Barton delivered aid to soldiers of both north and south. On the other hand Harriet was a runaway slave from Maryland who became known as the “Moses of her people.” Around the course of 10 years, and at great personal risk, she led hundreds of slaves to freedom along the Underground Railroad, a secret network of safe houses where runaway slaves could stay on their journey north to freedom. During the civil war she was a spy for the federal forces in South Carolina as well as a nurse. For some women, working as nurses or spies was not enough.
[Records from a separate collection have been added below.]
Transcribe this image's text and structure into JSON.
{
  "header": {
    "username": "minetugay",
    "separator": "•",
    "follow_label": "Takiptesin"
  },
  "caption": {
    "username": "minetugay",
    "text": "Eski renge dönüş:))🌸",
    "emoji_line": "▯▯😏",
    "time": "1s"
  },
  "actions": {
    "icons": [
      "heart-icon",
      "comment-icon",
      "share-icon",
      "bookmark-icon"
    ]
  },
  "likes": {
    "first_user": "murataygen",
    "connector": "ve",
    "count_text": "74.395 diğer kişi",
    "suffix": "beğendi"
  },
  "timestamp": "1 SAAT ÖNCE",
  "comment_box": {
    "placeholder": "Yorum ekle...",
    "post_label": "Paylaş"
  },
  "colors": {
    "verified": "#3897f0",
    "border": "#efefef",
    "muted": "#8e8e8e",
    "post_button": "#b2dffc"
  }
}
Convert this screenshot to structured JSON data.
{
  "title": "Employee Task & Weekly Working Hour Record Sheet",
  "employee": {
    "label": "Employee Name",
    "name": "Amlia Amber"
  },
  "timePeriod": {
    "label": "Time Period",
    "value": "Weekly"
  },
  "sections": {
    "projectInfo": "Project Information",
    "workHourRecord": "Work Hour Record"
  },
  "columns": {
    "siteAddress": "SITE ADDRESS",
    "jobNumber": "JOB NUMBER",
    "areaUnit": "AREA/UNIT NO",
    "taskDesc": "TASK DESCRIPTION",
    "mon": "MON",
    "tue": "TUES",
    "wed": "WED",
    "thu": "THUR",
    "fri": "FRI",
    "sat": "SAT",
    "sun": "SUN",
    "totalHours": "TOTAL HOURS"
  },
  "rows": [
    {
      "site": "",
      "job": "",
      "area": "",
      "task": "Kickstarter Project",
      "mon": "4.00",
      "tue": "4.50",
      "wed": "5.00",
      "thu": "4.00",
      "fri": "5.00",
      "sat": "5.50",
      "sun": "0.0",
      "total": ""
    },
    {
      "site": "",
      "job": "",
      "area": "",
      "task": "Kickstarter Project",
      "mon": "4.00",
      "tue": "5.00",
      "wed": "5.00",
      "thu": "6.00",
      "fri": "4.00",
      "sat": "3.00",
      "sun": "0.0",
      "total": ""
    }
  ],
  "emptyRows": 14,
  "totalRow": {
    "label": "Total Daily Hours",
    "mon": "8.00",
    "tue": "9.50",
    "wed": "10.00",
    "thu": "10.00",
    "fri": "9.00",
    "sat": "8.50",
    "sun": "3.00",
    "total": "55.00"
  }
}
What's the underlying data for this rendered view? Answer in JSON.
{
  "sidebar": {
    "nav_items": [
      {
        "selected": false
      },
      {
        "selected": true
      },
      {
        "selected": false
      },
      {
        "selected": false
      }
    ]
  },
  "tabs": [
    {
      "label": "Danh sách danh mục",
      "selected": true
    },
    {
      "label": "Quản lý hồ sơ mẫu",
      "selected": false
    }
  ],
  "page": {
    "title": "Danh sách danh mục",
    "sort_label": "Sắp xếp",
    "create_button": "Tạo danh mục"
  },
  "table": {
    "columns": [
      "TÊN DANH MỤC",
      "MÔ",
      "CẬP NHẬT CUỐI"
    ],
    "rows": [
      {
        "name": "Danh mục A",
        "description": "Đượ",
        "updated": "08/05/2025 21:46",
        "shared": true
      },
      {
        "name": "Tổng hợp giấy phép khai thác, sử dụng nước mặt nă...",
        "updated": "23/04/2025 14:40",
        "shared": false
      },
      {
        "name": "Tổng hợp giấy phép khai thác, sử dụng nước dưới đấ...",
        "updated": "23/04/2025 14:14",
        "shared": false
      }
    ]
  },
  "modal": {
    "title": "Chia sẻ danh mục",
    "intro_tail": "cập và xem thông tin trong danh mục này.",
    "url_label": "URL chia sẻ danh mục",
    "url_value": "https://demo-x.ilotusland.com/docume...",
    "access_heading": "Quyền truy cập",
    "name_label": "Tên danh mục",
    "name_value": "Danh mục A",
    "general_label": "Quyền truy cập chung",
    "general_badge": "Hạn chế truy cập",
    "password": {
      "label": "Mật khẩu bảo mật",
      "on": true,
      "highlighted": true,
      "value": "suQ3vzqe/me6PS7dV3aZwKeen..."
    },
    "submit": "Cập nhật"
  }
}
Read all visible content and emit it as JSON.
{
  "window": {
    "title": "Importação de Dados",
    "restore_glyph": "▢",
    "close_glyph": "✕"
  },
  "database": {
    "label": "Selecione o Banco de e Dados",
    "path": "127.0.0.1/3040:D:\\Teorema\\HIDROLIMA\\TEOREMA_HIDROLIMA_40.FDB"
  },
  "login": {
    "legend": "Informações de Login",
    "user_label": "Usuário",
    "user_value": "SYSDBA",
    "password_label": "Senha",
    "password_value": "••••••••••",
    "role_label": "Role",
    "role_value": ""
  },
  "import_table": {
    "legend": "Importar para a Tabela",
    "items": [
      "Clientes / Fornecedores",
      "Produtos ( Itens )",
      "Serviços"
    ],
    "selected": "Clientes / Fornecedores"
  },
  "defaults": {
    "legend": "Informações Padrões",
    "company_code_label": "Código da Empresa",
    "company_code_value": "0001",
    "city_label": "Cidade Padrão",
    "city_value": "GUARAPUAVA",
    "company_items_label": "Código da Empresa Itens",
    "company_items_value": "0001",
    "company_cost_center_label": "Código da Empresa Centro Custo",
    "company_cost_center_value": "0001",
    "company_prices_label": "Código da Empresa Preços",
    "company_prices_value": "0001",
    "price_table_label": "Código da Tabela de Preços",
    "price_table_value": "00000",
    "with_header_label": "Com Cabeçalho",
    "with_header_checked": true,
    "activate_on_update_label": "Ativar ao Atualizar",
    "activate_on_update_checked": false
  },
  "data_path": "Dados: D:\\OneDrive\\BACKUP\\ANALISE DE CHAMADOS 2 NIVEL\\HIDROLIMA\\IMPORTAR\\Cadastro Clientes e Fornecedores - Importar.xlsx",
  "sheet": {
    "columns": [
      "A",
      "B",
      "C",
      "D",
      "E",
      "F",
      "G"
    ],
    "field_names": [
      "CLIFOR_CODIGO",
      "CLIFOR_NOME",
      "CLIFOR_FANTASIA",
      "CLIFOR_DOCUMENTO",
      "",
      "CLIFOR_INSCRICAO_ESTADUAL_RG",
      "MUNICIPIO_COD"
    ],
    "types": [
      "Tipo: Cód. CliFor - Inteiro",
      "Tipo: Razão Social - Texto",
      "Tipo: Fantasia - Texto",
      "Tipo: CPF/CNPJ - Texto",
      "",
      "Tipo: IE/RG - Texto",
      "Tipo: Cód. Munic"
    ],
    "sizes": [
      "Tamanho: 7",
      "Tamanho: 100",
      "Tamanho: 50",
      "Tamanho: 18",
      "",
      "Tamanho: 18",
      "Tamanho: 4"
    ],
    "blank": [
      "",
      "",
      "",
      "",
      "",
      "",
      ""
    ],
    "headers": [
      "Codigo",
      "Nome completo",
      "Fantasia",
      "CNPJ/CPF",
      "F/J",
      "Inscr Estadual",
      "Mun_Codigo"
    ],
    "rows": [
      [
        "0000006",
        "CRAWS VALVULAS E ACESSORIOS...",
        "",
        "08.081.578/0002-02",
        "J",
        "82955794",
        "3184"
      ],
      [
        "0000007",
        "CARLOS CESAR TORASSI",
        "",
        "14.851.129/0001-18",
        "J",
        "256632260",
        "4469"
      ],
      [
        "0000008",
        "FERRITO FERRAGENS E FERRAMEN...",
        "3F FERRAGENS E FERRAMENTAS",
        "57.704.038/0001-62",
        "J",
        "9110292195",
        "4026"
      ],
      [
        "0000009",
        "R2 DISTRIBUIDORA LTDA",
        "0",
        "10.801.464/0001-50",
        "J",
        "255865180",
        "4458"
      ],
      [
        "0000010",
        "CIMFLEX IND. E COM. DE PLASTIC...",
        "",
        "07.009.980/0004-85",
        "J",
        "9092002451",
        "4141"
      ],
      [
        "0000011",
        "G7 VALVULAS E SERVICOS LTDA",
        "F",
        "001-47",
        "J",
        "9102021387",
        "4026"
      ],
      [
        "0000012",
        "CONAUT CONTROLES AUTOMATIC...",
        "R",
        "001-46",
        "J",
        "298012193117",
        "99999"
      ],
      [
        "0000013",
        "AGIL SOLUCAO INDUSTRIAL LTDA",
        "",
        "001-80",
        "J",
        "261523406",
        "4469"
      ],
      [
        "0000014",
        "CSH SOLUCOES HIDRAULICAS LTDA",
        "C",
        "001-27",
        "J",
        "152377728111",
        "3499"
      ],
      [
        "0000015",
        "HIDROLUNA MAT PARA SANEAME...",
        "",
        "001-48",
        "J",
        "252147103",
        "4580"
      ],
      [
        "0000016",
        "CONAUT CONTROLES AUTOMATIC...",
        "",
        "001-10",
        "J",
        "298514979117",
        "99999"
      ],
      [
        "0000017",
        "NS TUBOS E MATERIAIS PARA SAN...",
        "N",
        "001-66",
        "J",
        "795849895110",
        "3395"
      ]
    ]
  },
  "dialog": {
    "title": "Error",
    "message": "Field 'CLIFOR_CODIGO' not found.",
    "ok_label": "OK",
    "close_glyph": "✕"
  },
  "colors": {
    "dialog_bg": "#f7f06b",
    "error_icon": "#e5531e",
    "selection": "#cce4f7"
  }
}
As many as 400 women disguised themselves as men to enlist and fight for both the Union and Confederacy, risking imprisonment if they were caught.
In chapter 11 of the book Sisters in the Struggle edited by Bettye Collier-Thomas and V.P. Franklin, the contributing author Cynthia Fleming uses the life experience of Ruby Doris Smith Robinson to detail women’s role in the Black Panther movement. Ruby Doris Smith-Robinson is introduced to the reader as a strong black woman whose role within the black power movement became public example to the involvement that most women played in the struggle for equal rights. Fleming essay of this prominent SNCC leader demonstrates the increasing militant role that is bestowed upon women of the era. Fleming uses Robinson’s story to deconstruct claims by male Black Power advocates that women in the movement were just doing a “man’s job”.
When an African American slave decides to start her own struggle in life, not even General Washington and his troops can stop her. “Chains,” by Laurie Halse Anderson, is a historical fiction novel that tells the story of a slave, Isabel Gardener and her fight for freedom. Isabel discovers her inner strength and her true power as she rises from slave to patriot and realizes her true potential. It all starts when Isabel’s kind mistress, Mrs. Finch, dies due to smallpox. Although she wrote in her will that Isabel and her little sister Ruth would be freed after her death, a wicked and greedy relative, Robert FInch decides to sell both orphans for a great deal of money.
Throughout her life one would notice a pattern that shows the young girl developing the same signs of madness (within the marriage) in her adulthood that she had seen from her mother when she was eleven. It is important to mention that these tensions arouse after the 1833 Emancipation Act has been put into place, which may have been a main factor that caused frictions between the whites and the blacks residing in the early nineteenth century in British owned Jamaica. The decree of the Emancipation freed the blacks who were residing with the United States, not including those who were fighting on the Union side in states that were bordered or those in already in Union control in southern regions. This Proclamation was declared by the U.S. President Abraham Lincoln in 1863. The act of enslavement arises in many forms on numerous events throughout the book.